## Component data from apps and pages:
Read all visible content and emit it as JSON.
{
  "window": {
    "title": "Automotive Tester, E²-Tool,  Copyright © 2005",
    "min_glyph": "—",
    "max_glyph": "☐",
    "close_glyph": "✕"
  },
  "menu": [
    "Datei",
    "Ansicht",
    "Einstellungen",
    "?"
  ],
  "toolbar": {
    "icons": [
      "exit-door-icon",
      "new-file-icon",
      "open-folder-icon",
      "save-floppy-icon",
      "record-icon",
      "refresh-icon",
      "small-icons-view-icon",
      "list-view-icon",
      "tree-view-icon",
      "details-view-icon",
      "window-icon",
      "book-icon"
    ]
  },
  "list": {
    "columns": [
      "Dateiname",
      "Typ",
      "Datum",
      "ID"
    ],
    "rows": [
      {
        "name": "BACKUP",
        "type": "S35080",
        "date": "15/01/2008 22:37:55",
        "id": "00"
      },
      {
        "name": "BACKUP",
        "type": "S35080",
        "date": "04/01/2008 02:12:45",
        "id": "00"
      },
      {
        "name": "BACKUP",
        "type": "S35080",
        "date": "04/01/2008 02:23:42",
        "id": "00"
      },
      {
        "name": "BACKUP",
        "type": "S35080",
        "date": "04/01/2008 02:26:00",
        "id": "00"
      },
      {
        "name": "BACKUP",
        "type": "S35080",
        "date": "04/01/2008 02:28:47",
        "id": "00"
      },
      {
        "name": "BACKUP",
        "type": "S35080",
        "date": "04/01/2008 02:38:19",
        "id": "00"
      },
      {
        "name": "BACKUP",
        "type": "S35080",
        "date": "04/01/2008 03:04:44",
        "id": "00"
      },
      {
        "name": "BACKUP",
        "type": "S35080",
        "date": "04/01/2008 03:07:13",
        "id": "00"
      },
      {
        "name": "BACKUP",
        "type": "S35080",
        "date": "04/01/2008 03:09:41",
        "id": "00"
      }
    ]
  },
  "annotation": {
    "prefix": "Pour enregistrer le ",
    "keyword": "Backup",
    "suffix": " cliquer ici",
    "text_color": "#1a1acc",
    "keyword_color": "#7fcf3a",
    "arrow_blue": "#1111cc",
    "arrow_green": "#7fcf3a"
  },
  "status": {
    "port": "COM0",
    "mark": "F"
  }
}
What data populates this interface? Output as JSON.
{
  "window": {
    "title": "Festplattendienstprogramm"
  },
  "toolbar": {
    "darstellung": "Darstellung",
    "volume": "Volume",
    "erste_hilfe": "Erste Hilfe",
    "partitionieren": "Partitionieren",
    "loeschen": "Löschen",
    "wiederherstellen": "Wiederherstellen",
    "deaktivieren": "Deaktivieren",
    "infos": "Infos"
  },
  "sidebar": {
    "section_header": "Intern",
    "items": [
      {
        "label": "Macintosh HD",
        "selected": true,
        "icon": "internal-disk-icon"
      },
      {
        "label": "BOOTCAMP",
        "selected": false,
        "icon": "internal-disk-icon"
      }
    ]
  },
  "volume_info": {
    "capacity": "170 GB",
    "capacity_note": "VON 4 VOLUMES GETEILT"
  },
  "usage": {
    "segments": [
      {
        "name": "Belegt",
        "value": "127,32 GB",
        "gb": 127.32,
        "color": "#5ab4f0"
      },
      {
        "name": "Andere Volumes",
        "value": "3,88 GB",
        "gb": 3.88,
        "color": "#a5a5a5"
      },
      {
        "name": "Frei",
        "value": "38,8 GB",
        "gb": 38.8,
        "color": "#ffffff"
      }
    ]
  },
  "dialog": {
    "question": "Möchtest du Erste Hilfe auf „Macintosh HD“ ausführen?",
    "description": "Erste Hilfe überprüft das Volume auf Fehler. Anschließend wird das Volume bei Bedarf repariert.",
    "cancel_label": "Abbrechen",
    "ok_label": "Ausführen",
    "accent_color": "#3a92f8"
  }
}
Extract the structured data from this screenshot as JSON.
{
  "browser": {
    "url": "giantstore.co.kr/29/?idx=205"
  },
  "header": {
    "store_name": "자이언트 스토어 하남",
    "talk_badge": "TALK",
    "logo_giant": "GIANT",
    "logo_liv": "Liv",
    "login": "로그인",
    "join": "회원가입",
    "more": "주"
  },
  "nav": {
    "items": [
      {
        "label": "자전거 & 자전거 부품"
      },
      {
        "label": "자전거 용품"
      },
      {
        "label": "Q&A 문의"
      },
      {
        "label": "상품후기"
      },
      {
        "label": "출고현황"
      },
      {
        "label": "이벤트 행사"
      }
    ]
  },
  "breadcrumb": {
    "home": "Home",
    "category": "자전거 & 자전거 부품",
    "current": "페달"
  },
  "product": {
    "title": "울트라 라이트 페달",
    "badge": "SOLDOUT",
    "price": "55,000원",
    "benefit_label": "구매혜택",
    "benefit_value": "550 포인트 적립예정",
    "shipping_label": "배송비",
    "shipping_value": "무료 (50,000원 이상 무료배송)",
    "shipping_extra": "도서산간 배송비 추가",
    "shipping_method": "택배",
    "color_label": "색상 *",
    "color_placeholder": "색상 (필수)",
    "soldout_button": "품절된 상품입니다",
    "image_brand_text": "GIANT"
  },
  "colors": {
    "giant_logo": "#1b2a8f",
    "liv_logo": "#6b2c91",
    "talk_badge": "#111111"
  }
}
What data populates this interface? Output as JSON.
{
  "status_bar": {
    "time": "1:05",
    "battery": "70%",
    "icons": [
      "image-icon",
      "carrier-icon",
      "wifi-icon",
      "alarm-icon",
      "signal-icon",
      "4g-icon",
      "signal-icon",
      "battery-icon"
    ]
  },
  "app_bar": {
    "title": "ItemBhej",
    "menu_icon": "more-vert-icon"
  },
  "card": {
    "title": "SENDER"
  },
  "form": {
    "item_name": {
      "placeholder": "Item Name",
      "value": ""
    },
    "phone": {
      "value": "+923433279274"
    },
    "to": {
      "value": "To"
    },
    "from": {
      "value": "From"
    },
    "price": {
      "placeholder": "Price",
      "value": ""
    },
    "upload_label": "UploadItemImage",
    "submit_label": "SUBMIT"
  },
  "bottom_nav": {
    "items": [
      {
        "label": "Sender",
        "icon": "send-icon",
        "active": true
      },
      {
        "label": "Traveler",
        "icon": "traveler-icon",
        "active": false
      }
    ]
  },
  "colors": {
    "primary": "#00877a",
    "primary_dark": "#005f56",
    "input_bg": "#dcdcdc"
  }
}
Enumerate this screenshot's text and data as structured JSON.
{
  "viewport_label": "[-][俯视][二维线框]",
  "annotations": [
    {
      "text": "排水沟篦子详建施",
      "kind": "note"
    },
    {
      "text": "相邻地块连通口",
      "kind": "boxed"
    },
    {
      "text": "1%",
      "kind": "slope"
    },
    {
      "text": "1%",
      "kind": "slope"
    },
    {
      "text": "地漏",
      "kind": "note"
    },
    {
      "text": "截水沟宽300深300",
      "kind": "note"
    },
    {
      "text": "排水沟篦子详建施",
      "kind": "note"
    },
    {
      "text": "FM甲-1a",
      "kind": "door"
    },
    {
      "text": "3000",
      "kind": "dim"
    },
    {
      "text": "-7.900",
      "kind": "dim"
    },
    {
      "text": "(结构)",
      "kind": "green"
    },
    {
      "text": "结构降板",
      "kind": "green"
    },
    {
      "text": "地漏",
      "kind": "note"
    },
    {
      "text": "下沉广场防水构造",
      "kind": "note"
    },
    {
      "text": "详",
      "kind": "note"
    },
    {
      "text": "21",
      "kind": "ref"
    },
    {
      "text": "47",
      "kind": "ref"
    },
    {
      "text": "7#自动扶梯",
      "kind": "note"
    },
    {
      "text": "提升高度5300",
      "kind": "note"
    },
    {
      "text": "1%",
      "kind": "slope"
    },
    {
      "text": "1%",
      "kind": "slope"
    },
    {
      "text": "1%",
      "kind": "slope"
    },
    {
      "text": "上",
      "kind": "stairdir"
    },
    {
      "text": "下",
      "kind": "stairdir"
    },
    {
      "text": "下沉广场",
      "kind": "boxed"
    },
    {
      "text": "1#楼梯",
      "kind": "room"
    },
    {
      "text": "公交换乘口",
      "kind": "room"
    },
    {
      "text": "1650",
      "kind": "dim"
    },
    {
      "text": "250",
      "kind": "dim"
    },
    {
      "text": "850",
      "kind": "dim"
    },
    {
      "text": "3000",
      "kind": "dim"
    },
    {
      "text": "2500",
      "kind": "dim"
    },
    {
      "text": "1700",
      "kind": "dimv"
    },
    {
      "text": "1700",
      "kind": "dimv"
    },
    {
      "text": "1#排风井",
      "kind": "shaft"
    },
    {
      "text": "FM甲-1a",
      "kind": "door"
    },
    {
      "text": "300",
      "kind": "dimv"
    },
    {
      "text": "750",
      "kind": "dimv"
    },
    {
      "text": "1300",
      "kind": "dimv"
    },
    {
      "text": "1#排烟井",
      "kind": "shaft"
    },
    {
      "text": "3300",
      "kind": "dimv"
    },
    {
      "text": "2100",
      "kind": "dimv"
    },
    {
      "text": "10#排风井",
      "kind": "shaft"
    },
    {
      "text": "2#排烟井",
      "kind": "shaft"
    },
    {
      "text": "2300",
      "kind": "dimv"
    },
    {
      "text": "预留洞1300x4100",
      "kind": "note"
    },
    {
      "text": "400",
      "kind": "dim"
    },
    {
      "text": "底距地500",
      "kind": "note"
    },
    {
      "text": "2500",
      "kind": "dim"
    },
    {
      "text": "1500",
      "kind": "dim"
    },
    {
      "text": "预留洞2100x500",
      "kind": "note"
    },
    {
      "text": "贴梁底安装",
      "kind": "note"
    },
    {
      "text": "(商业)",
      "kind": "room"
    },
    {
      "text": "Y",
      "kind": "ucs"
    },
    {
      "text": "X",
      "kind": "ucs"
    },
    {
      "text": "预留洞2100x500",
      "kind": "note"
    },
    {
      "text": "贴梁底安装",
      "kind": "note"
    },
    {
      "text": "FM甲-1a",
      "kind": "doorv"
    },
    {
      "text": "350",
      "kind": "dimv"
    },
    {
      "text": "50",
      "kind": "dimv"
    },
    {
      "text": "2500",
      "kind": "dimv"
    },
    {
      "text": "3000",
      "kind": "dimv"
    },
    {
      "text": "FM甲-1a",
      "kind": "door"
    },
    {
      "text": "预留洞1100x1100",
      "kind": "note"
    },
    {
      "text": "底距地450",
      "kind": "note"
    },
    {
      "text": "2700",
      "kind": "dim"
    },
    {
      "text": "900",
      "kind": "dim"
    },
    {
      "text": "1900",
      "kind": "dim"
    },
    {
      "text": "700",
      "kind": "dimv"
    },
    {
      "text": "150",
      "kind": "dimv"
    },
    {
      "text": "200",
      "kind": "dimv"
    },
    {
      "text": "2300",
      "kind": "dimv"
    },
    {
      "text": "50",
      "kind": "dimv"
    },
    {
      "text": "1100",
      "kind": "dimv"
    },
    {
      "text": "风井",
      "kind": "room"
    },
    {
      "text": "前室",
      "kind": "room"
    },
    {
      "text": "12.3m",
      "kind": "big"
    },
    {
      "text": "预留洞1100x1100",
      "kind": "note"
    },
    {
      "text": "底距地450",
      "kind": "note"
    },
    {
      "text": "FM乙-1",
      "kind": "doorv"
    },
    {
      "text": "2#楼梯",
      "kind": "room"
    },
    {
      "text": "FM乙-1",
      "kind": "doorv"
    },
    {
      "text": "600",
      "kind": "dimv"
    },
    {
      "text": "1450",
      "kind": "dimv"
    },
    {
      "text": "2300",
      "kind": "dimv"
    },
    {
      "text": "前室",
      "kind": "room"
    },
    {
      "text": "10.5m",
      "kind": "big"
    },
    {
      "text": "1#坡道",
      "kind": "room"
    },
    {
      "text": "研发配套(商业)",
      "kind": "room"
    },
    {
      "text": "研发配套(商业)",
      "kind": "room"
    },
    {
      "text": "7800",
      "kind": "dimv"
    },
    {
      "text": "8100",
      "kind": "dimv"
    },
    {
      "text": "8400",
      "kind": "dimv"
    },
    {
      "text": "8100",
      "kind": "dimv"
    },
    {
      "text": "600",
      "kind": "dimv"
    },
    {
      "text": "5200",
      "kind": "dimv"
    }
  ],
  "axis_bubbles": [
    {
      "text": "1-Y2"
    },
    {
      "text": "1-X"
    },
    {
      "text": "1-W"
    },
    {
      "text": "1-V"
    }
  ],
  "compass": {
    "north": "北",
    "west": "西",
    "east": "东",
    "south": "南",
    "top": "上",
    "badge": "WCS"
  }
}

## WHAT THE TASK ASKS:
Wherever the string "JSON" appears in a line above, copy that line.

## THE ANSWER:
Read all visible content and emit it as JSON.
What data populates this interface? Output as JSON.
Extract the structured data from this screenshot as JSON.
What data populates this interface? Output as JSON.
Enumerate this screenshot's text and data as structured JSON.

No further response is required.